“Malawi must invest in larger studies (to confirm current findings and to track rates of severe illness and death in hospital and community; and to identify where/ when/how to target interventions),” he said.
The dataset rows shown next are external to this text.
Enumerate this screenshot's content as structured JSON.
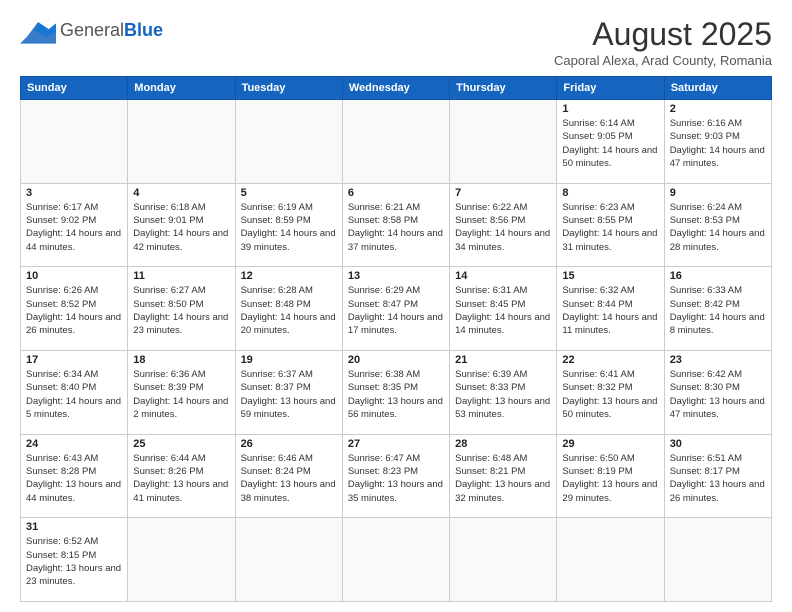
{
  "logo": {
    "general": "General",
    "blue": "Blue"
  },
  "header": {
    "month_title": "August 2025",
    "subtitle": "Caporal Alexa, Arad County, Romania"
  },
  "days_of_week": [
    "Sunday",
    "Monday",
    "Tuesday",
    "Wednesday",
    "Thursday",
    "Friday",
    "Saturday"
  ],
  "weeks": [
    [
      {
        "day": "",
        "info": ""
      },
      {
        "day": "",
        "info": ""
      },
      {
        "day": "",
        "info": ""
      },
      {
        "day": "",
        "info": ""
      },
      {
        "day": "",
        "info": ""
      },
      {
        "day": "1",
        "info": "Sunrise: 6:14 AM\nSunset: 9:05 PM\nDaylight: 14 hours and 50 minutes."
      },
      {
        "day": "2",
        "info": "Sunrise: 6:16 AM\nSunset: 9:03 PM\nDaylight: 14 hours and 47 minutes."
      }
    ],
    [
      {
        "day": "3",
        "info": "Sunrise: 6:17 AM\nSunset: 9:02 PM\nDaylight: 14 hours and 44 minutes."
      },
      {
        "day": "4",
        "info": "Sunrise: 6:18 AM\nSunset: 9:01 PM\nDaylight: 14 hours and 42 minutes."
      },
      {
        "day": "5",
        "info": "Sunrise: 6:19 AM\nSunset: 8:59 PM\nDaylight: 14 hours and 39 minutes."
      },
      {
        "day": "6",
        "info": "Sunrise: 6:21 AM\nSunset: 8:58 PM\nDaylight: 14 hours and 37 minutes."
      },
      {
        "day": "7",
        "info": "Sunrise: 6:22 AM\nSunset: 8:56 PM\nDaylight: 14 hours and 34 minutes."
      },
      {
        "day": "8",
        "info": "Sunrise: 6:23 AM\nSunset: 8:55 PM\nDaylight: 14 hours and 31 minutes."
      },
      {
        "day": "9",
        "info": "Sunrise: 6:24 AM\nSunset: 8:53 PM\nDaylight: 14 hours and 28 minutes."
      }
    ],
    [
      {
        "day": "10",
        "info": "Sunrise: 6:26 AM\nSunset: 8:52 PM\nDaylight: 14 hours and 26 minutes."
      },
      {
        "day": "11",
        "info": "Sunrise: 6:27 AM\nSunset: 8:50 PM\nDaylight: 14 hours and 23 minutes."
      },
      {
        "day": "12",
        "info": "Sunrise: 6:28 AM\nSunset: 8:48 PM\nDaylight: 14 hours and 20 minutes."
      },
      {
        "day": "13",
        "info": "Sunrise: 6:29 AM\nSunset: 8:47 PM\nDaylight: 14 hours and 17 minutes."
      },
      {
        "day": "14",
        "info": "Sunrise: 6:31 AM\nSunset: 8:45 PM\nDaylight: 14 hours and 14 minutes."
      },
      {
        "day": "15",
        "info": "Sunrise: 6:32 AM\nSunset: 8:44 PM\nDaylight: 14 hours and 11 minutes."
      },
      {
        "day": "16",
        "info": "Sunrise: 6:33 AM\nSunset: 8:42 PM\nDaylight: 14 hours and 8 minutes."
      }
    ],
    [
      {
        "day": "17",
        "info": "Sunrise: 6:34 AM\nSunset: 8:40 PM\nDaylight: 14 hours and 5 minutes."
      },
      {
        "day": "18",
        "info": "Sunrise: 6:36 AM\nSunset: 8:39 PM\nDaylight: 14 hours and 2 minutes."
      },
      {
        "day": "19",
        "info": "Sunrise: 6:37 AM\nSunset: 8:37 PM\nDaylight: 13 hours and 59 minutes."
      },
      {
        "day": "20",
        "info": "Sunrise: 6:38 AM\nSunset: 8:35 PM\nDaylight: 13 hours and 56 minutes."
      },
      {
        "day": "21",
        "info": "Sunrise: 6:39 AM\nSunset: 8:33 PM\nDaylight: 13 hours and 53 minutes."
      },
      {
        "day": "22",
        "info": "Sunrise: 6:41 AM\nSunset: 8:32 PM\nDaylight: 13 hours and 50 minutes."
      },
      {
        "day": "23",
        "info": "Sunrise: 6:42 AM\nSunset: 8:30 PM\nDaylight: 13 hours and 47 minutes."
      }
    ],
    [
      {
        "day": "24",
        "info": "Sunrise: 6:43 AM\nSunset: 8:28 PM\nDaylight: 13 hours and 44 minutes."
      },
      {
        "day": "25",
        "info": "Sunrise: 6:44 AM\nSunset: 8:26 PM\nDaylight: 13 hours and 41 minutes."
      },
      {
        "day": "26",
        "info": "Sunrise: 6:46 AM\nSunset: 8:24 PM\nDaylight: 13 hours and 38 minutes."
      },
      {
        "day": "27",
        "info": "Sunrise: 6:47 AM\nSunset: 8:23 PM\nDaylight: 13 hours and 35 minutes."
      },
      {
        "day": "28",
        "info": "Sunrise: 6:48 AM\nSunset: 8:21 PM\nDaylight: 13 hours and 32 minutes."
      },
      {
        "day": "29",
        "info": "Sunrise: 6:50 AM\nSunset: 8:19 PM\nDaylight: 13 hours and 29 minutes."
      },
      {
        "day": "30",
        "info": "Sunrise: 6:51 AM\nSunset: 8:17 PM\nDaylight: 13 hours and 26 minutes."
      }
    ],
    [
      {
        "day": "31",
        "info": "Sunrise: 6:52 AM\nSunset: 8:15 PM\nDaylight: 13 hours and 23 minutes."
      },
      {
        "day": "",
        "info": ""
      },
      {
        "day": "",
        "info": ""
      },
      {
        "day": "",
        "info": ""
      },
      {
        "day": "",
        "info": ""
      },
      {
        "day": "",
        "info": ""
      },
      {
        "day": "",
        "info": ""
      }
    ]
  ]
}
The health expert reminded the public on the need to restrict their travel avoid patronizing large gatherings.